After a digitally-rendered hologram of Tupac Shakur appeared at this year's Coachella music festival in California, talks of other deceased artists being resurrected have come up here and there. This time, an Amy Winehouse hologram is in the center of these talks.
The late singer's father, Mitch, spoke to Britain's The Sun and expressed his desire to keep his daughter's music career alive for the fans. He said, "The most important thing to Amy was the music and I'm sure a lot of people would like to hear her sing again. It depends on what Amy's fans want as a way to keep her memory alive. If it's a book, an album or a hologram, then so be it."
Although he's open to the idea, the Winehouse patriarch personally does not want to witness it. "I can't watch Amy on TV or listen to her songs, it's really difficult," he explained.
Following the singer's sudden death at 27 years old, her family has set up a charitable trust named The Amy Winehouse Foundation. The foundation aims to help "young people, especially those who are in need by reason of ill health, disability, financial disadvantage or addiction." The organization is planning a show to honor the late star but it is unknown if the hologram will be featured in it.

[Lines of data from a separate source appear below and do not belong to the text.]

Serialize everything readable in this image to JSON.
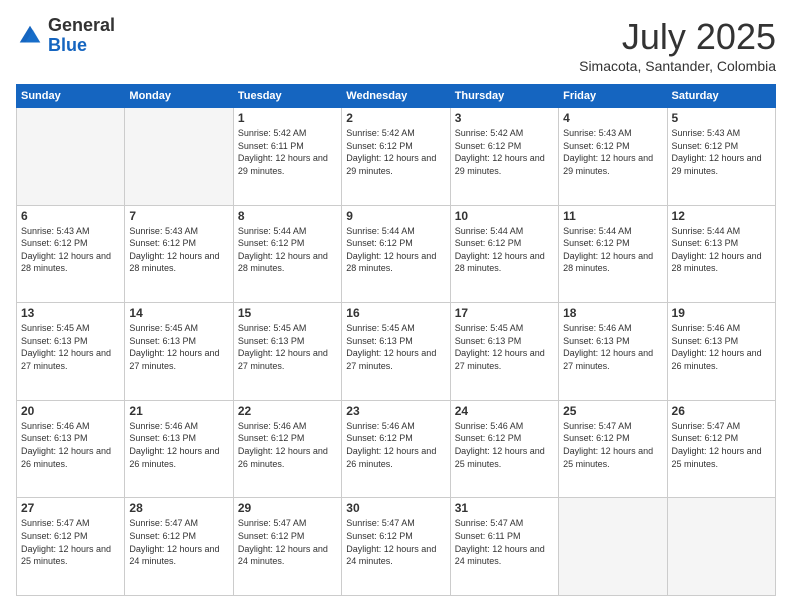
{
  "header": {
    "logo_general": "General",
    "logo_blue": "Blue",
    "month_title": "July 2025",
    "subtitle": "Simacota, Santander, Colombia"
  },
  "weekdays": [
    "Sunday",
    "Monday",
    "Tuesday",
    "Wednesday",
    "Thursday",
    "Friday",
    "Saturday"
  ],
  "weeks": [
    [
      {
        "day": "",
        "info": ""
      },
      {
        "day": "",
        "info": ""
      },
      {
        "day": "1",
        "info": "Sunrise: 5:42 AM\nSunset: 6:11 PM\nDaylight: 12 hours and 29 minutes."
      },
      {
        "day": "2",
        "info": "Sunrise: 5:42 AM\nSunset: 6:12 PM\nDaylight: 12 hours and 29 minutes."
      },
      {
        "day": "3",
        "info": "Sunrise: 5:42 AM\nSunset: 6:12 PM\nDaylight: 12 hours and 29 minutes."
      },
      {
        "day": "4",
        "info": "Sunrise: 5:43 AM\nSunset: 6:12 PM\nDaylight: 12 hours and 29 minutes."
      },
      {
        "day": "5",
        "info": "Sunrise: 5:43 AM\nSunset: 6:12 PM\nDaylight: 12 hours and 29 minutes."
      }
    ],
    [
      {
        "day": "6",
        "info": "Sunrise: 5:43 AM\nSunset: 6:12 PM\nDaylight: 12 hours and 28 minutes."
      },
      {
        "day": "7",
        "info": "Sunrise: 5:43 AM\nSunset: 6:12 PM\nDaylight: 12 hours and 28 minutes."
      },
      {
        "day": "8",
        "info": "Sunrise: 5:44 AM\nSunset: 6:12 PM\nDaylight: 12 hours and 28 minutes."
      },
      {
        "day": "9",
        "info": "Sunrise: 5:44 AM\nSunset: 6:12 PM\nDaylight: 12 hours and 28 minutes."
      },
      {
        "day": "10",
        "info": "Sunrise: 5:44 AM\nSunset: 6:12 PM\nDaylight: 12 hours and 28 minutes."
      },
      {
        "day": "11",
        "info": "Sunrise: 5:44 AM\nSunset: 6:12 PM\nDaylight: 12 hours and 28 minutes."
      },
      {
        "day": "12",
        "info": "Sunrise: 5:44 AM\nSunset: 6:13 PM\nDaylight: 12 hours and 28 minutes."
      }
    ],
    [
      {
        "day": "13",
        "info": "Sunrise: 5:45 AM\nSunset: 6:13 PM\nDaylight: 12 hours and 27 minutes."
      },
      {
        "day": "14",
        "info": "Sunrise: 5:45 AM\nSunset: 6:13 PM\nDaylight: 12 hours and 27 minutes."
      },
      {
        "day": "15",
        "info": "Sunrise: 5:45 AM\nSunset: 6:13 PM\nDaylight: 12 hours and 27 minutes."
      },
      {
        "day": "16",
        "info": "Sunrise: 5:45 AM\nSunset: 6:13 PM\nDaylight: 12 hours and 27 minutes."
      },
      {
        "day": "17",
        "info": "Sunrise: 5:45 AM\nSunset: 6:13 PM\nDaylight: 12 hours and 27 minutes."
      },
      {
        "day": "18",
        "info": "Sunrise: 5:46 AM\nSunset: 6:13 PM\nDaylight: 12 hours and 27 minutes."
      },
      {
        "day": "19",
        "info": "Sunrise: 5:46 AM\nSunset: 6:13 PM\nDaylight: 12 hours and 26 minutes."
      }
    ],
    [
      {
        "day": "20",
        "info": "Sunrise: 5:46 AM\nSunset: 6:13 PM\nDaylight: 12 hours and 26 minutes."
      },
      {
        "day": "21",
        "info": "Sunrise: 5:46 AM\nSunset: 6:13 PM\nDaylight: 12 hours and 26 minutes."
      },
      {
        "day": "22",
        "info": "Sunrise: 5:46 AM\nSunset: 6:12 PM\nDaylight: 12 hours and 26 minutes."
      },
      {
        "day": "23",
        "info": "Sunrise: 5:46 AM\nSunset: 6:12 PM\nDaylight: 12 hours and 26 minutes."
      },
      {
        "day": "24",
        "info": "Sunrise: 5:46 AM\nSunset: 6:12 PM\nDaylight: 12 hours and 25 minutes."
      },
      {
        "day": "25",
        "info": "Sunrise: 5:47 AM\nSunset: 6:12 PM\nDaylight: 12 hours and 25 minutes."
      },
      {
        "day": "26",
        "info": "Sunrise: 5:47 AM\nSunset: 6:12 PM\nDaylight: 12 hours and 25 minutes."
      }
    ],
    [
      {
        "day": "27",
        "info": "Sunrise: 5:47 AM\nSunset: 6:12 PM\nDaylight: 12 hours and 25 minutes."
      },
      {
        "day": "28",
        "info": "Sunrise: 5:47 AM\nSunset: 6:12 PM\nDaylight: 12 hours and 24 minutes."
      },
      {
        "day": "29",
        "info": "Sunrise: 5:47 AM\nSunset: 6:12 PM\nDaylight: 12 hours and 24 minutes."
      },
      {
        "day": "30",
        "info": "Sunrise: 5:47 AM\nSunset: 6:12 PM\nDaylight: 12 hours and 24 minutes."
      },
      {
        "day": "31",
        "info": "Sunrise: 5:47 AM\nSunset: 6:11 PM\nDaylight: 12 hours and 24 minutes."
      },
      {
        "day": "",
        "info": ""
      },
      {
        "day": "",
        "info": ""
      }
    ]
  ]
}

A posthumous album from the singer titled "Lioness: Hidden Treasures" was also released last December and debuted at No. 5 on the Billboard 200. The proceeds from the album were used to aid the said foundation.